Data for analysis -
* * *

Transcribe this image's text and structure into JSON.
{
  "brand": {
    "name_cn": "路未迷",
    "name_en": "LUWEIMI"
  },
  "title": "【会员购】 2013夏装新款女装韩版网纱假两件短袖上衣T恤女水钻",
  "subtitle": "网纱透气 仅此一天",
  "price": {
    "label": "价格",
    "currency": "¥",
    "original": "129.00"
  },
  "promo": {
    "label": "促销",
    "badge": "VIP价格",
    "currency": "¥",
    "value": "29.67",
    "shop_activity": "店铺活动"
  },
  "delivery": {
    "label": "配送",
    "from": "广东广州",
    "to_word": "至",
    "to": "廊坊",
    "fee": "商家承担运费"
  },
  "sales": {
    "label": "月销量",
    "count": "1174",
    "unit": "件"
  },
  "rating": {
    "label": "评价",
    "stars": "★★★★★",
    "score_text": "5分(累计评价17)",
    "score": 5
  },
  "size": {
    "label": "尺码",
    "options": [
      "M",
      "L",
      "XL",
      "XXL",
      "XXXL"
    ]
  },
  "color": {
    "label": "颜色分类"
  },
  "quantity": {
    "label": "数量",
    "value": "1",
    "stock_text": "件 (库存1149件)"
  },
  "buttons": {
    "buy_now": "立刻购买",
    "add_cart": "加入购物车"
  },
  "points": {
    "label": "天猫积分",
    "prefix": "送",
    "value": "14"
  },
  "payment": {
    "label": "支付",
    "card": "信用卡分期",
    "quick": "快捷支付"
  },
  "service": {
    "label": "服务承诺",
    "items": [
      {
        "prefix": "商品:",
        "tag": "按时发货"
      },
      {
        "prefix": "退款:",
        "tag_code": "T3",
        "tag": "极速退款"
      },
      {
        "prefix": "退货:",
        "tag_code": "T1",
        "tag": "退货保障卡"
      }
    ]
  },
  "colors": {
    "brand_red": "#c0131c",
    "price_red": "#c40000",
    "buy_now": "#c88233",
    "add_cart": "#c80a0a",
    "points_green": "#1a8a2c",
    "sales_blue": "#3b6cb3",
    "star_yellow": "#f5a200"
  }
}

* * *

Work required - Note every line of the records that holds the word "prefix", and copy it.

Task solution -
    "prefix": "送",
        "prefix": "商品:",
        "prefix": "退款:",
        "prefix": "退货:",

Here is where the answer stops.